### [PROBLEM STATEMENT]
Give the entries back exactly as they stand, but without pictures.

Records drawn from a dataset:
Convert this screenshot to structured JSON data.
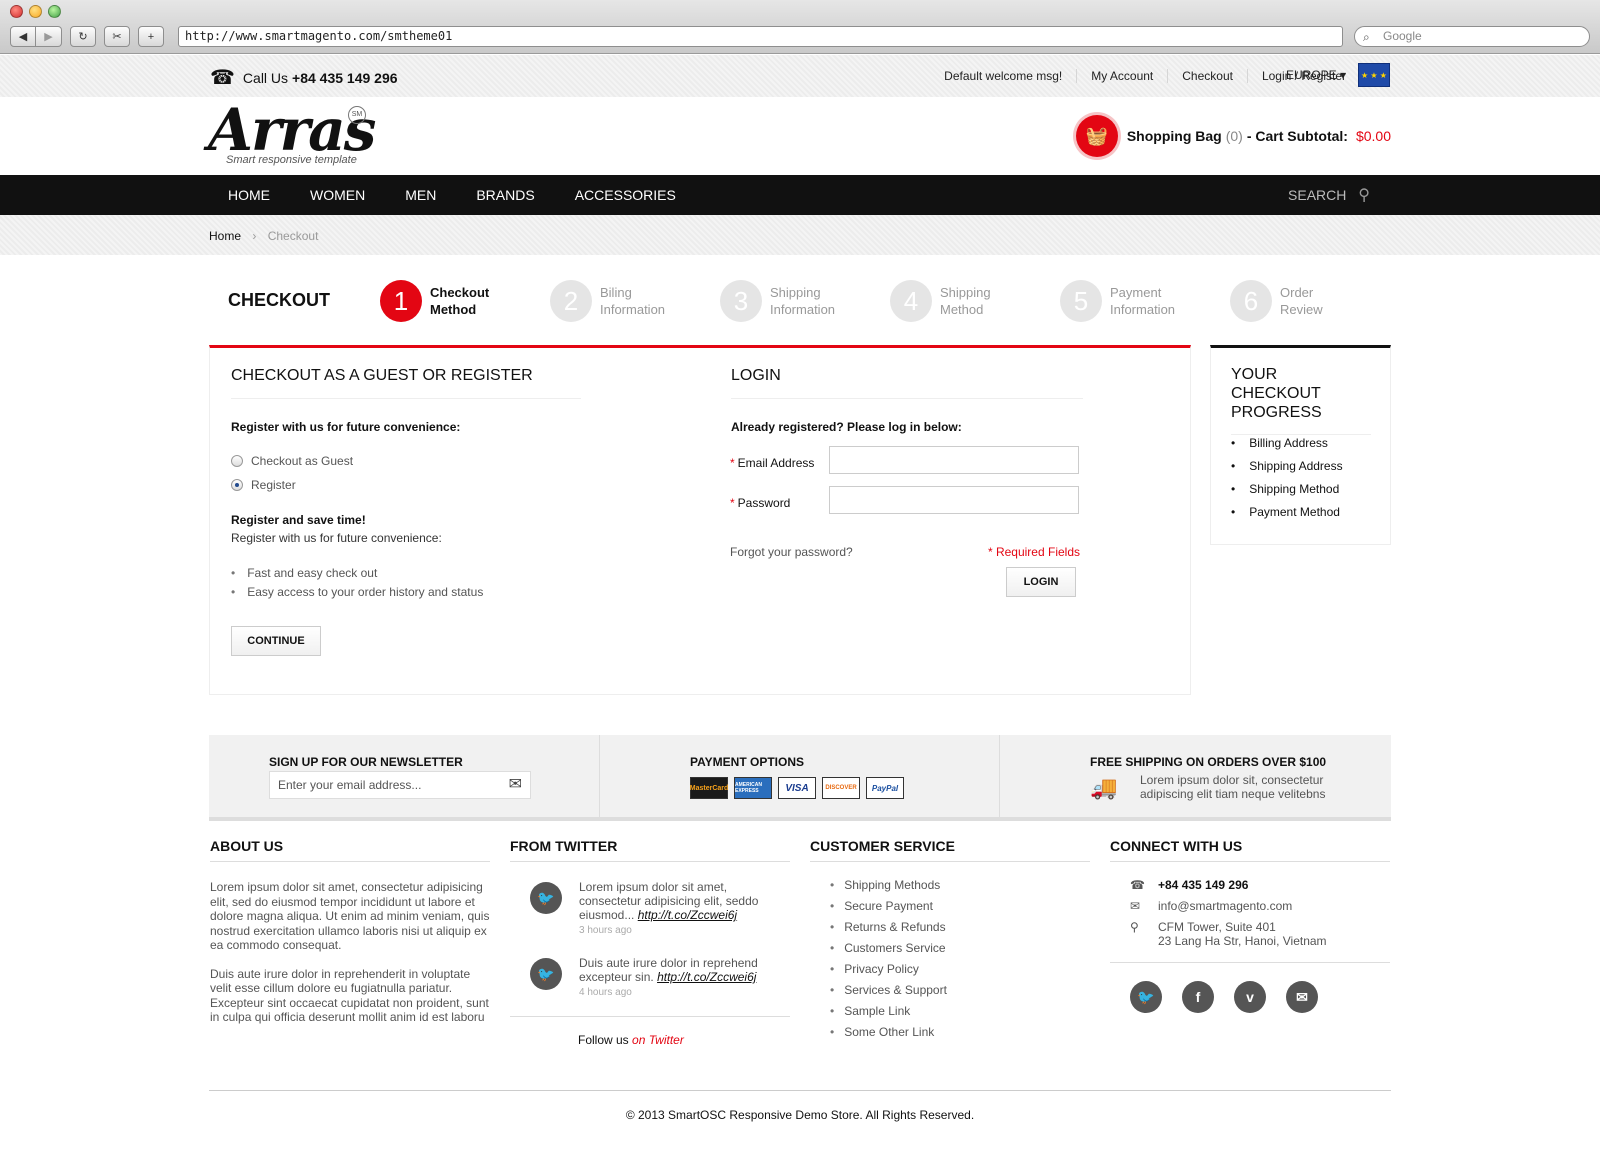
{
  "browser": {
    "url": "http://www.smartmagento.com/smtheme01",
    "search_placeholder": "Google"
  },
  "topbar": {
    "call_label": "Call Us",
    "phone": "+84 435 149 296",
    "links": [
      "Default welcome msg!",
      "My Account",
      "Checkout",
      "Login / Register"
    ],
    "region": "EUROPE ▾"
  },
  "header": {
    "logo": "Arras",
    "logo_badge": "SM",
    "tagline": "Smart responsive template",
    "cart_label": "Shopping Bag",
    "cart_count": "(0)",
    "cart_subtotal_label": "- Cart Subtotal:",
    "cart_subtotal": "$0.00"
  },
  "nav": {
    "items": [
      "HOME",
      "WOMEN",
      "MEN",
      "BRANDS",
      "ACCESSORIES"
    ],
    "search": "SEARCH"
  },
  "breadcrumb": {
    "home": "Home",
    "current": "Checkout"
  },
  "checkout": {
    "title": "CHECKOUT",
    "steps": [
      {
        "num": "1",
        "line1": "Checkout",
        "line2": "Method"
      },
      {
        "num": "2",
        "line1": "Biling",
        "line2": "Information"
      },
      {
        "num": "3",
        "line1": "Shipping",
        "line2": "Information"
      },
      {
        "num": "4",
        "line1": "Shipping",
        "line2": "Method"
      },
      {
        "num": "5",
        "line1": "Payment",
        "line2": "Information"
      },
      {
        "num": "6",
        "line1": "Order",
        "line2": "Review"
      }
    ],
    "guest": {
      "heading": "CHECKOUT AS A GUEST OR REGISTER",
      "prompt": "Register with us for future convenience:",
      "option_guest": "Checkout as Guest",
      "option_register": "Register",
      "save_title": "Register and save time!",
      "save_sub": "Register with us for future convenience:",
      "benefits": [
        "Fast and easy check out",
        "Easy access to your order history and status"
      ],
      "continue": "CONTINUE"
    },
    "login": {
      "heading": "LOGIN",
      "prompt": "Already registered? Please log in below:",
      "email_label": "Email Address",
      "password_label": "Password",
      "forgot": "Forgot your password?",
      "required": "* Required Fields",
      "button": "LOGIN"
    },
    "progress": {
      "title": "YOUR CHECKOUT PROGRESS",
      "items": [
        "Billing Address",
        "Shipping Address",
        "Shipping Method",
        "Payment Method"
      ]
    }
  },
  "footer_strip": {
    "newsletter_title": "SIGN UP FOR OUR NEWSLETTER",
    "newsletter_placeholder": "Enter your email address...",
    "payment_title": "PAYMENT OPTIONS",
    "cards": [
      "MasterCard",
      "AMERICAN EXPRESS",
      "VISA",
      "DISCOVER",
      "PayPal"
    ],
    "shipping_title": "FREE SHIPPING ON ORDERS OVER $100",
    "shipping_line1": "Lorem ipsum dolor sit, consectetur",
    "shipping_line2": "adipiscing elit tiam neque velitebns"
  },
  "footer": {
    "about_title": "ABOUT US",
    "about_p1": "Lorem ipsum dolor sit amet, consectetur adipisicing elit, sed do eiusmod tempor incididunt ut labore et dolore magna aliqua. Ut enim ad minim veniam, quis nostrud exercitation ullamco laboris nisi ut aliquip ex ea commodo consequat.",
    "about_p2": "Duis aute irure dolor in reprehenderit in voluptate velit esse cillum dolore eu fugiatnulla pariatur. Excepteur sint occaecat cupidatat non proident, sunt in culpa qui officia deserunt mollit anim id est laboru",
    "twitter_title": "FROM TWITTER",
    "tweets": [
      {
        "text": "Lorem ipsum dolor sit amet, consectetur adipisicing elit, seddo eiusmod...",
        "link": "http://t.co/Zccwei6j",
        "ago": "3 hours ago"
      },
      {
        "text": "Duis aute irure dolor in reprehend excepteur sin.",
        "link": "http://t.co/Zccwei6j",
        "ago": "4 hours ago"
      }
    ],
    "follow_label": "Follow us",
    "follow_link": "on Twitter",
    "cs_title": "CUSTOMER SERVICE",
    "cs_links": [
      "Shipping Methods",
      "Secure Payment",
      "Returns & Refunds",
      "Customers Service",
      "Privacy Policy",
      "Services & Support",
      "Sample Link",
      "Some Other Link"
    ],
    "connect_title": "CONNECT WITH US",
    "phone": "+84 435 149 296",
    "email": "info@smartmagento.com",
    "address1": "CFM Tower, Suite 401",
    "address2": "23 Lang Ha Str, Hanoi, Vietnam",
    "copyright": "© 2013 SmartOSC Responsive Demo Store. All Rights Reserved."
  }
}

### [SOLUTION TO THE EXERCISE]
Convert this screenshot to structured JSON data.
{
  "browser": {
    "url": "http://www.smartmagento.com/smtheme01",
    "search_placeholder": "Google"
  },
  "topbar": {
    "call_label": "Call Us",
    "phone": "+84 435 149 296",
    "links": [
      "Default welcome msg!",
      "My Account",
      "Checkout",
      "Login / Register"
    ],
    "region": "EUROPE ▾"
  },
  "header": {
    "logo": "Arras",
    "logo_badge": "SM",
    "tagline": "Smart responsive template",
    "cart_label": "Shopping Bag",
    "cart_count": "(0)",
    "cart_subtotal_label": "- Cart Subtotal:",
    "cart_subtotal": "$0.00"
  },
  "nav": {
    "items": [
      "HOME",
      "WOMEN",
      "MEN",
      "BRANDS",
      "ACCESSORIES"
    ],
    "search": "SEARCH"
  },
  "breadcrumb": {
    "home": "Home",
    "current": "Checkout"
  },
  "checkout": {
    "title": "CHECKOUT",
    "steps": [
      {
        "num": "1",
        "line1": "Checkout",
        "line2": "Method"
      },
      {
        "num": "2",
        "line1": "Biling",
        "line2": "Information"
      },
      {
        "num": "3",
        "line1": "Shipping",
        "line2": "Information"
      },
      {
        "num": "4",
        "line1": "Shipping",
        "line2": "Method"
      },
      {
        "num": "5",
        "line1": "Payment",
        "line2": "Information"
      },
      {
        "num": "6",
        "line1": "Order",
        "line2": "Review"
      }
    ],
    "guest": {
      "heading": "CHECKOUT AS A GUEST OR REGISTER",
      "prompt": "Register with us for future convenience:",
      "option_guest": "Checkout as Guest",
      "option_register": "Register",
      "save_title": "Register and save time!",
      "save_sub": "Register with us for future convenience:",
      "benefits": [
        "Fast and easy check out",
        "Easy access to your order history and status"
      ],
      "continue": "CONTINUE"
    },
    "login": {
      "heading": "LOGIN",
      "prompt": "Already registered? Please log in below:",
      "email_label": "Email Address",
      "password_label": "Password",
      "forgot": "Forgot your password?",
      "required": "* Required Fields",
      "button": "LOGIN"
    },
    "progress": {
      "title": "YOUR CHECKOUT PROGRESS",
      "items": [
        "Billing Address",
        "Shipping Address",
        "Shipping Method",
        "Payment Method"
      ]
    }
  },
  "footer_strip": {
    "newsletter_title": "SIGN UP FOR OUR NEWSLETTER",
    "newsletter_placeholder": "Enter your email address...",
    "payment_title": "PAYMENT OPTIONS",
    "cards": [
      "MasterCard",
      "AMERICAN EXPRESS",
      "VISA",
      "DISCOVER",
      "PayPal"
    ],
    "shipping_title": "FREE SHIPPING ON ORDERS OVER $100",
    "shipping_line1": "Lorem ipsum dolor sit, consectetur",
    "shipping_line2": "adipiscing elit tiam neque velitebns"
  },
  "footer": {
    "about_title": "ABOUT US",
    "about_p1": "Lorem ipsum dolor sit amet, consectetur adipisicing elit, sed do eiusmod tempor incididunt ut labore et dolore magna aliqua. Ut enim ad minim veniam, quis nostrud exercitation ullamco laboris nisi ut aliquip ex ea commodo consequat.",
    "about_p2": "Duis aute irure dolor in reprehenderit in voluptate velit esse cillum dolore eu fugiatnulla pariatur. Excepteur sint occaecat cupidatat non proident, sunt in culpa qui officia deserunt mollit anim id est laboru",
    "twitter_title": "FROM TWITTER",
    "tweets": [
      {
        "text": "Lorem ipsum dolor sit amet, consectetur adipisicing elit, seddo eiusmod...",
        "link": "http://t.co/Zccwei6j",
        "ago": "3 hours ago"
      },
      {
        "text": "Duis aute irure dolor in reprehend excepteur sin.",
        "link": "http://t.co/Zccwei6j",
        "ago": "4 hours ago"
      }
    ],
    "follow_label": "Follow us",
    "follow_link": "on Twitter",
    "cs_title": "CUSTOMER SERVICE",
    "cs_links": [
      "Shipping Methods",
      "Secure Payment",
      "Returns & Refunds",
      "Customers Service",
      "Privacy Policy",
      "Services & Support",
      "Sample Link",
      "Some Other Link"
    ],
    "connect_title": "CONNECT WITH US",
    "phone": "+84 435 149 296",
    "email": "info@smartmagento.com",
    "address1": "CFM Tower, Suite 401",
    "address2": "23 Lang Ha Str, Hanoi, Vietnam",
    "copyright": "© 2013 SmartOSC Responsive Demo Store. All Rights Reserved."
  }
}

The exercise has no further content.